There are many people sitting on the sidelines trying to decide if they should purchase a home or sign a rental lease. Some might wonder if it makes sense to purchase a house before they get married or start a family, some might think they are too young, and still, some others might think their current incomes would never enable them to qualify for a mortgage.
We want to share what the typical first-time homebuyer actually looks like based on the National Association of Realtors’ most recent Profile of Home Buyers & Sellers. Here are some interesting revelations on the first-time buyer:
You may not be much different than many people who have already purchased their first homes. Meet with a local real estate professional who can help you determine if your dream home is within your grasp today.
The Aspiring Home Buyers Profile from the National Association of Realtors (NAR) found that the American public is still somewhat confused about what is required to qualify for a home mortgage loan in today’s housing market. The results of the survey show that the main reason why non-homeowners do not own their own homes is because they believe that they cannot afford them.
This brings us to two major misconceptions that we want to address today.
1. Down Payment
A recent survey by Laurel Road, the National Online Lender and FDIC-Insured Bank, revealed that consumers overestimate the down payment funds needed to qualify for a home loan.
According to the survey, 53% of Americans who plan to buy or have already bought a home admit to their concerns about their ability to afford a home in the current market. In addition, 46% are currently unfamiliar with alternative down payment options, and 46% of millennials do not feel confident that they could currently afford a 20% down payment.
What these people don’t realize, however, is that there are many loans written with down payments of 3% or less.
Many renters may actually be able to enter the housing market sooner than they ever imagined with new programs that have emerged allowing less cash out of pocket.
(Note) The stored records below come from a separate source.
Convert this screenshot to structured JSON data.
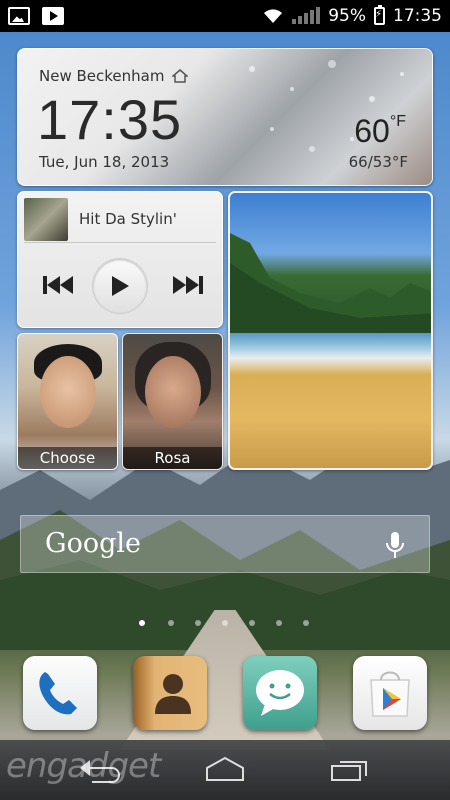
{
  "status_bar": {
    "battery_percent": "95%",
    "time": "17:35",
    "icons": [
      "image-icon",
      "play-store-icon",
      "wifi-icon",
      "signal-icon",
      "battery-icon"
    ]
  },
  "weather_widget": {
    "location": "New Beckenham",
    "time": "17:35",
    "date": "Tue, Jun 18, 2013",
    "temperature": "60",
    "unit": "°F",
    "range": "66/53°F"
  },
  "music_widget": {
    "track_title": "Hit Da Stylin'"
  },
  "contacts": [
    {
      "label": "Choose"
    },
    {
      "label": "Rosa"
    }
  ],
  "search_bar": {
    "label": "Google"
  },
  "home_pages": {
    "count": 7,
    "active_index": 0
  },
  "dock": {
    "apps": [
      "phone-icon",
      "contacts-icon",
      "messaging-icon",
      "play-store-icon"
    ]
  },
  "watermark": "engadget"
}
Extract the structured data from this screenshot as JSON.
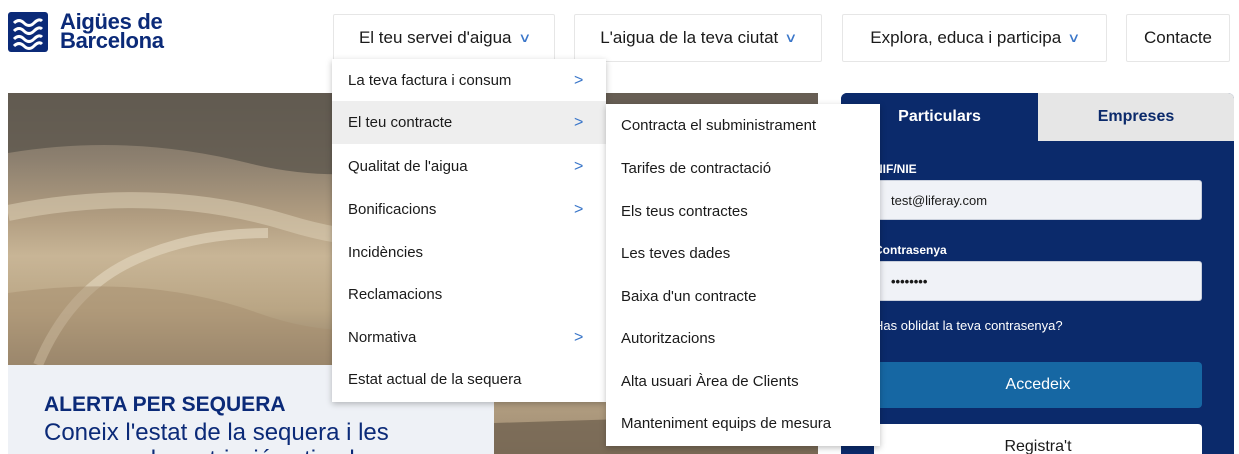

An Ipsos survey revealed that 62% of respondents believe they need excellent credit to buy a home, with 43% thinking a “good credit score” is over 780. In actuality, the average FICO® scores for approved conventional and FHA mortgages are much lower.
The average conventional loan closed in May had a credit score of 753, while FHA mortgages closed with an average score of 676. The average across all loans closed in May was 724. The chart below shows the distribution of FICO® Scores for all loans approved in May.
If you are a prospective buyer who is ‘ready’ and ‘willing’ to act now, but you are not sure if you are ‘able’ to, sit down with a professional who can help you understand your true options today.
With both home prices and mortgage rates increasing this year, many are concerned about a family’s ability to purchase a major part of the American Dream – its own home. However, if we compare housing affordability today to the average affordability prior to the housing boom and bust, we are in much better shape than most believe.
In Black Knight’s latest monthly Mortgage Monitor, they revealed that in the vast majority of the country, it is actually more affordable to purchase a home today than it was between 1995 to 2003 when looking at mortgage payments (determined by price and interest rate) as compared to incomes. Home prices are up compared to 1995-2003, but mortgage rates are still much lower now than at that time. Today, they stand at about 4.5%. Here are the average mortgage rates for each of the years mentioned:
- 1995 – 7.93%
- 1996 – 7.81%
- 1997 – 7.6%
- 1998 – 6.94%
- 1999 – 7.44%
- 2000 – 8.05%
- 2001 – 6.97%
- 2002 – 6.54%
- 2003 – 5.83%
On the other hand, wages have risen over the last twenty years.
Black Knight’s research revealed that, when comparing “the share of median income required to buy the median-priced home” today, to the average between 1995 to 2003, it is currently more affordable to purchase a home in 44 of 50 states.
Here is a state map of the percentage change in the price-to-payment ratio. Positive numbers indicate that it is less affordable to buy while negative numbers indicate that it is more affordable.
Whether you are moving up to the home of your dreams or purchasing your first house, it is a great time to buy when looking at historic affordability data.
With home values appreciating at record rates, some are concerned that we may be heading for another housing bubble like the one we experienced a decade ago. One of the major culprits of that housing boom and bust was the loosening of standards for mortgage credit.
In a study done at the University of North Carolina immediately after the crisis, it was revealed that:
“Lenders began originating large numbers of high risk mortgages from around 2004 to 2007, and loans from those vintage years exhibited higher default rates than loans made either before or after.”
A study by John V Duca, John Muellbauer, and Anthony Murphy concluded that those risky mortgages caused the housing crisis:
“Our findings indicate that swings in credit standards played a major, if not the major, role in driving the recent boom and bust in US house prices.”
How do today’s mortgage standards compare to those from 2004 to 2007?
The Mortgage Bankers’ Association tracts mortgage standards in their Mortgage Credit Availability Index (MCAI). A decline in the MCAI indicates that lending standards are tightening, while increases in the index are indicative of loosening credit. While the chart below shows the index going back to that period between 2004 and 2007 when loose standards caused the housing bubble, we can see that, though the index has risen slightly over the last several years, we are nowhere near the standards that precipitated the housing crisis.
If anything, standards today are too tight and are preventing some qualified buyers from getting the mortgage credit they deserve.